# Material supplied
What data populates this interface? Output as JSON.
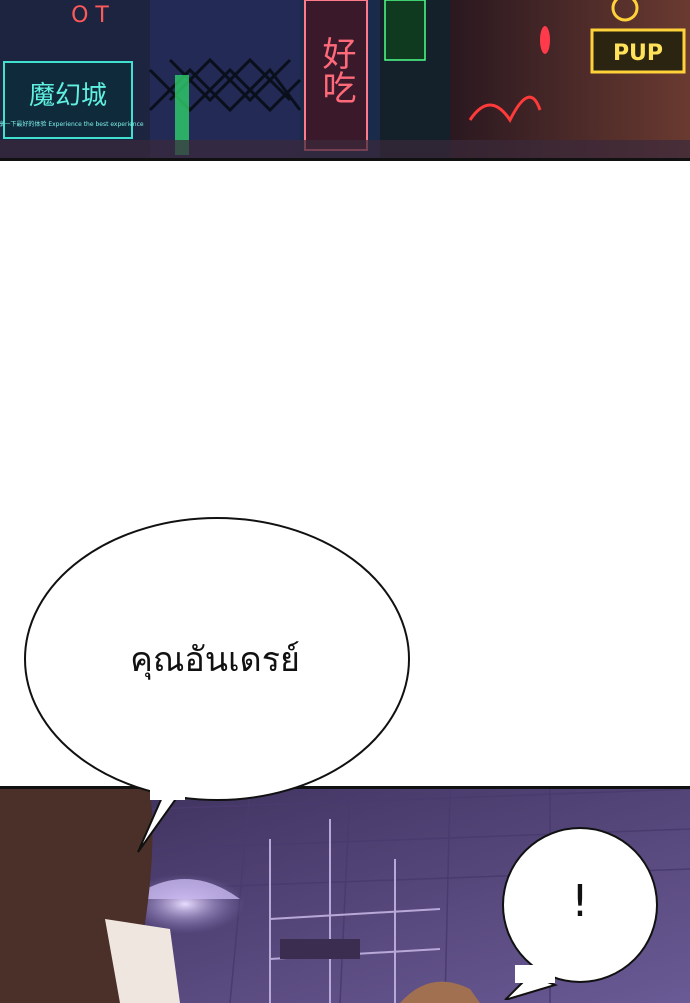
{
  "panels": {
    "top_scene": {
      "signs": {
        "left_sign_title": "魔幻城",
        "left_sign_sub": "来享一下最好的体验 Experience the best experience",
        "center_sign": "好吃",
        "right_sign": "PUP",
        "far_left_letters": "O T"
      }
    }
  },
  "dialogue": {
    "main_bubble": "คุณอันเดรย์",
    "small_bubble": "!"
  },
  "colors": {
    "night_sky": "#1a2240",
    "neon_cyan": "#3fe0d0",
    "neon_pink": "#ff4f6a",
    "neon_yellow": "#ffd23a",
    "room_purple": "#5b4a85",
    "hair_brown": "#4a3028"
  }
}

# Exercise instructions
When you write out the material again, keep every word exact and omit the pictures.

# Task output
What data populates this interface? Output as JSON.
{
  "panels": {
    "top_scene": {
      "signs": {
        "left_sign_title": "魔幻城",
        "left_sign_sub": "来享一下最好的体验 Experience the best experience",
        "center_sign": "好吃",
        "right_sign": "PUP",
        "far_left_letters": "O T"
      }
    }
  },
  "dialogue": {
    "main_bubble": "คุณอันเดรย์",
    "small_bubble": "!"
  },
  "colors": {
    "night_sky": "#1a2240",
    "neon_cyan": "#3fe0d0",
    "neon_pink": "#ff4f6a",
    "neon_yellow": "#ffd23a",
    "room_purple": "#5b4a85",
    "hair_brown": "#4a3028"
  }
}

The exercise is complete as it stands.